Future of PACE

Navigant Research reports that by 2025 the potential market for small and midsize commercial energy retrofits is expected to reach $37 billion. PACE is one of the fastest-growing financing options for clean or efficient energy. To date, more than 30 states have passed PACE legislation, and 19 states plus the District of Columbia have active PACE programs, and new programs are being added regularly. Aiding this acceleration among local governments, PACE Financial Servicing (PFS) offers outsourced PACE administration at no cost to local governments.

PACE financing can range from thousands to millions of dollars. Tenants benefit on the expense side through lower energy costs, helping offset any increases in property taxes passed through to tenants. PACE funding is nonrecourse, has no covenants and is transferable. The obligation is linked to the property, allowing for low long-term interest rates.

Where an existing mortgage is in place on the property, most states require consent from any underlying lender with a current lien on the property before approving PACE financing. PACE assessments, like property taxes, do not accelerate during a foreclosure, tax sale or bankruptcy. Lenders agree to be subordinate in terms of the lien position to what is essentially considered to be late property taxes. More than 200 lenders have consented at the time of writing, and this number is growing.

Lenders that consent see the advantage in the ability of PACE projects to add to the value of their collateral. In addition, the long payback periods of PACE loans allow most projects to be cash-flow positive from day one. Payments can be amortized through the cumulative useful life of a project.

In most cases, annual energy savings exceed PACE payments, increasing cash flow to the property owner and raising net operating income year over year. That cash flow increases the ability of property owners to pay existing mortgages and other expenses. Plus, decreasing the property’s operating costs increases the debt-service-coverage ratio.

•  •  •

Because of all of the benefits discussed here, building owners are increasingly demanding the ability to fund capital improvements using PACE loans. A broker well versed in the PACE process can be an important partner, expert and guide for their clients when navigating and evaluating new or existing mortgages.

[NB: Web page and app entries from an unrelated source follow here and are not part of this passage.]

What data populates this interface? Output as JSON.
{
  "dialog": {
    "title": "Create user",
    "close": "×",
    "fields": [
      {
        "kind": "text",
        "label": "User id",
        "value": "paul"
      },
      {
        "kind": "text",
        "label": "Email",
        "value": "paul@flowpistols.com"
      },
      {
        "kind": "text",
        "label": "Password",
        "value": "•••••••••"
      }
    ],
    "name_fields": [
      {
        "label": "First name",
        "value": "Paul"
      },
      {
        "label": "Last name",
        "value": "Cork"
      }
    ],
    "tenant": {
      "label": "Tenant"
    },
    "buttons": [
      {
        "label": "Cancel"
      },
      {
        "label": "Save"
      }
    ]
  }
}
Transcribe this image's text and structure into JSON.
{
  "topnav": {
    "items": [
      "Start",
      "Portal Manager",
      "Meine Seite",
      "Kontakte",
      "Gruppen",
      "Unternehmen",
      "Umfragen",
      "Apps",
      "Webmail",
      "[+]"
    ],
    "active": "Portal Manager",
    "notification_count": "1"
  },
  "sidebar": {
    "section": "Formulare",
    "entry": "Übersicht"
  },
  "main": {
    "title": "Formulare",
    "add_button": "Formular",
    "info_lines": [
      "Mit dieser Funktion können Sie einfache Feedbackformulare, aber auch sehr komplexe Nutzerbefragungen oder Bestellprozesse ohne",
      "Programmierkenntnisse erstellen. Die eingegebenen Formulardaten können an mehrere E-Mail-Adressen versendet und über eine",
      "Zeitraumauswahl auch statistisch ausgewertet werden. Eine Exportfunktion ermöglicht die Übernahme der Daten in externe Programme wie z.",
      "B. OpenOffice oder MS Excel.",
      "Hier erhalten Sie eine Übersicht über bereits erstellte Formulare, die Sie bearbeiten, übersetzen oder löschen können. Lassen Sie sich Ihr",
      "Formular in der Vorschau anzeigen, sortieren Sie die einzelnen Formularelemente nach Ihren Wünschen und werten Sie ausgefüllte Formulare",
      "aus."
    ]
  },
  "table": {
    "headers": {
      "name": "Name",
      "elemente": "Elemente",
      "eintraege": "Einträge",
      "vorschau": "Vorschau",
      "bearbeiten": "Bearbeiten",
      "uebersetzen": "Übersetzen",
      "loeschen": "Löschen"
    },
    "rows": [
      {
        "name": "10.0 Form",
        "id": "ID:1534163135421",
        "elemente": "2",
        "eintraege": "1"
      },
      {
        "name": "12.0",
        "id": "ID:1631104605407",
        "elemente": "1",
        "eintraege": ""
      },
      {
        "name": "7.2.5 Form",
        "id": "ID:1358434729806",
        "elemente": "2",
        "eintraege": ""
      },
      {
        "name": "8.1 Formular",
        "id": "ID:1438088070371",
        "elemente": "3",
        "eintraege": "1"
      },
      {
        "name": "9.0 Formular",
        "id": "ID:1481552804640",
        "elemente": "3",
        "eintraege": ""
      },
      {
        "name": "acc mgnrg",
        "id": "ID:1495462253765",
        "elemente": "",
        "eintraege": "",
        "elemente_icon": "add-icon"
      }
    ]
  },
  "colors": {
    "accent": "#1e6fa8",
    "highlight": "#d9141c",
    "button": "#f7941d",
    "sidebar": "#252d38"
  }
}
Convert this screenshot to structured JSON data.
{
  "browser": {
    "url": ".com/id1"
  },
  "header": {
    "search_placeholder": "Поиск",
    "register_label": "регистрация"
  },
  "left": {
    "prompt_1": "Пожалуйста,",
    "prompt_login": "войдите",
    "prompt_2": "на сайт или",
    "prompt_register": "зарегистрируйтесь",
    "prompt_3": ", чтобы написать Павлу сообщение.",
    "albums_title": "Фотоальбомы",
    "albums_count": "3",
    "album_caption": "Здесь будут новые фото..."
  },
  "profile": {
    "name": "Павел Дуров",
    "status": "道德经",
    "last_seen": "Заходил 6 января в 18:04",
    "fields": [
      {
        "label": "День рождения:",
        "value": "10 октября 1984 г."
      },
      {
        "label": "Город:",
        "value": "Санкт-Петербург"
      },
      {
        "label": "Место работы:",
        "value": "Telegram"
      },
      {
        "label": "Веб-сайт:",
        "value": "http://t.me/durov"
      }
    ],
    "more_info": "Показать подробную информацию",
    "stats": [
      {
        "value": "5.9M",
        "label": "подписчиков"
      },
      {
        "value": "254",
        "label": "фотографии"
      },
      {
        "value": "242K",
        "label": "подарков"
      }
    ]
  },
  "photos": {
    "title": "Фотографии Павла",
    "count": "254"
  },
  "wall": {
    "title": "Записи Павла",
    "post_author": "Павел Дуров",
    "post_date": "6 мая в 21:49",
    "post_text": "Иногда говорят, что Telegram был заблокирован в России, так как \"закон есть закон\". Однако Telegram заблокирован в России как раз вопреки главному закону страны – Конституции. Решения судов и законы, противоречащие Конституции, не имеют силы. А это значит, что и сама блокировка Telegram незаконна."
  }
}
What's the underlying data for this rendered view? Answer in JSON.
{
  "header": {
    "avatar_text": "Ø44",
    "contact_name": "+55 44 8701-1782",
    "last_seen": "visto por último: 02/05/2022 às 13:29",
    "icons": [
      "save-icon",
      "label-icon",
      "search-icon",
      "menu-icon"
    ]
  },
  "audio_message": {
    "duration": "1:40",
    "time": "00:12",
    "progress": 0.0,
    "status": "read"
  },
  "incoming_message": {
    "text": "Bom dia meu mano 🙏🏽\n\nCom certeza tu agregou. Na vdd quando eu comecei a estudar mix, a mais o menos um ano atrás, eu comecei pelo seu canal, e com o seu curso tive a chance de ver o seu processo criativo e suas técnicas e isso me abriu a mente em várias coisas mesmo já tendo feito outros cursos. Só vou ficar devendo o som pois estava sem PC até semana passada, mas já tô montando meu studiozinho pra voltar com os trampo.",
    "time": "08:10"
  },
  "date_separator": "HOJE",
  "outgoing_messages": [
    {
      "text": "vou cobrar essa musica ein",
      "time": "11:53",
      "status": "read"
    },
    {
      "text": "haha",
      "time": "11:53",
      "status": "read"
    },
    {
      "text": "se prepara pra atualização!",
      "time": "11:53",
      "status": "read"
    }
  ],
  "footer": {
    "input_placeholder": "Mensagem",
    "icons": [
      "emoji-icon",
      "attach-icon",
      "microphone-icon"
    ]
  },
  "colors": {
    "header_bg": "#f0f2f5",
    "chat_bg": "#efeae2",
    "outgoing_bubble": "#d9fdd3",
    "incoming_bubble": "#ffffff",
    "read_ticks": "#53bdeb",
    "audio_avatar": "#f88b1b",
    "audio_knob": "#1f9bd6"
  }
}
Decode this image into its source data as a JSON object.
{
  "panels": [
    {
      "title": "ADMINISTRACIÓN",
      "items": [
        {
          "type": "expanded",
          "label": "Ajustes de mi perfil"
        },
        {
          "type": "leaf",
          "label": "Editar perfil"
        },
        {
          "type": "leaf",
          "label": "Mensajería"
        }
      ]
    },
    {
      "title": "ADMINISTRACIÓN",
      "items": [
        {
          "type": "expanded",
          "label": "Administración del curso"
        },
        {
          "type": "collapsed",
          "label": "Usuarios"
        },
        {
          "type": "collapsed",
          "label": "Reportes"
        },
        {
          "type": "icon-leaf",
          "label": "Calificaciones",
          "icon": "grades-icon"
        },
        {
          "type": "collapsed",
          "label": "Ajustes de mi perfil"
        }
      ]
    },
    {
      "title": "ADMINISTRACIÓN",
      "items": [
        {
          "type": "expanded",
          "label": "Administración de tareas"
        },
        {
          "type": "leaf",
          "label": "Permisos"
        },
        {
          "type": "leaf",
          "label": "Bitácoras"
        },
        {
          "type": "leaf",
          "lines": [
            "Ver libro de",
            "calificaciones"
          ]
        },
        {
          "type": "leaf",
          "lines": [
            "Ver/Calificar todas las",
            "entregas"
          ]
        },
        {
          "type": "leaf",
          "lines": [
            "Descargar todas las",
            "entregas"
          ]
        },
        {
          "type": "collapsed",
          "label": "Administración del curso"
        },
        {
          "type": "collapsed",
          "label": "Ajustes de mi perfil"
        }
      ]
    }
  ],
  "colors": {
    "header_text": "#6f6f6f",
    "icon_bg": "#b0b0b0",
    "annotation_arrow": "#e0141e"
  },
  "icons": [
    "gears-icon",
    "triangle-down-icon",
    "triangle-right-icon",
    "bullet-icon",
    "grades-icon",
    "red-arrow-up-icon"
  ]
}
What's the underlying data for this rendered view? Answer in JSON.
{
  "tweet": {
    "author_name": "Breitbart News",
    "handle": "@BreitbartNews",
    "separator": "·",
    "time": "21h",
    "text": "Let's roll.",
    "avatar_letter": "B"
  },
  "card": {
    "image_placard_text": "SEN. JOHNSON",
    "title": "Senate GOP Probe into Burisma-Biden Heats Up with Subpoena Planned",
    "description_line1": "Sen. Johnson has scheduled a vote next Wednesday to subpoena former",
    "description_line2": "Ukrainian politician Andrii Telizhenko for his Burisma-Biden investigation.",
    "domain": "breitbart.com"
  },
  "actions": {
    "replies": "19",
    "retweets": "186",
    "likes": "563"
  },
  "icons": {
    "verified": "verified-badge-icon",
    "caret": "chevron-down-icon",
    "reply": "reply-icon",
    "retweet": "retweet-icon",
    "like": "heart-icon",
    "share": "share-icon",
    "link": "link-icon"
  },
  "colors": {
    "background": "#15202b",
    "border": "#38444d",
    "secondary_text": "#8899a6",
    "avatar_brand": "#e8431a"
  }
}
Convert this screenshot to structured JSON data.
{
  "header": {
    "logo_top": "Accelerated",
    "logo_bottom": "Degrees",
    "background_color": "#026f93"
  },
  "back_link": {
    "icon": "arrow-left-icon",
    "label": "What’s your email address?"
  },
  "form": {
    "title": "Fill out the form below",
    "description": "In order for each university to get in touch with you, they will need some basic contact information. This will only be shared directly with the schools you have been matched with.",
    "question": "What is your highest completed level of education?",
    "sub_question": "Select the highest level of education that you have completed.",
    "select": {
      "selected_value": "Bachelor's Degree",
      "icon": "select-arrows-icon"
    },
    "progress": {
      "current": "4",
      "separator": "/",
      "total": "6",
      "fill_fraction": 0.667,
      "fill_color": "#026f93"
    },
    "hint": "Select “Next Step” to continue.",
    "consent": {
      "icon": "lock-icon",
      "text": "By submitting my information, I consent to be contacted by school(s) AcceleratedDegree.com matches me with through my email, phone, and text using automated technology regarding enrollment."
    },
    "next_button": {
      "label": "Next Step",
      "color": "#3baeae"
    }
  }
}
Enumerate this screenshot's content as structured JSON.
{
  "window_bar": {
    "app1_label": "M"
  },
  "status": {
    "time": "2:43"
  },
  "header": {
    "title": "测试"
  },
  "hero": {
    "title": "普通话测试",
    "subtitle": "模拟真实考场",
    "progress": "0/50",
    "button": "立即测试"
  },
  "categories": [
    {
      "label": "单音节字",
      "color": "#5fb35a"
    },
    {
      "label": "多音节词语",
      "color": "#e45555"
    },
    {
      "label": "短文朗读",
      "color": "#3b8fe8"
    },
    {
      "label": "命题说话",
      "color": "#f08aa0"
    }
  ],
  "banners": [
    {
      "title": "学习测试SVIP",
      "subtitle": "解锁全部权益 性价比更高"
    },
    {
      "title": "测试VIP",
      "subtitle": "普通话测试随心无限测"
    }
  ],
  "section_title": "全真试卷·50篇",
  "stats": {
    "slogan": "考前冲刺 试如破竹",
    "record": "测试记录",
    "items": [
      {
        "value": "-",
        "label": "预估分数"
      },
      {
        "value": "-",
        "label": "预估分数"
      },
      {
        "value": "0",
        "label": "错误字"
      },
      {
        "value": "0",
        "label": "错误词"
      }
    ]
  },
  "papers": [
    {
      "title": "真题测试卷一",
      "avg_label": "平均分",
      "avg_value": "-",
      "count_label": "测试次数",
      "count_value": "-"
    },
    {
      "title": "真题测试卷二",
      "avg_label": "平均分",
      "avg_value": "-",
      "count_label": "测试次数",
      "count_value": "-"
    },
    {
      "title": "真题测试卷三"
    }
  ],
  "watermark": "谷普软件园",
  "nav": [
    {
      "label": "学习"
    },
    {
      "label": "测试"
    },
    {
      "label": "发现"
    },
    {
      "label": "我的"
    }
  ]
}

Fins A Lender Post a Loan
Residential Find a Lender Commercial Find a Lender
Scotsman Guide Digital Magazine

Related Articles



© 2019 Scotsman Guide Media. All Rights Reserved.  Terms of Use  |  Privacy Policy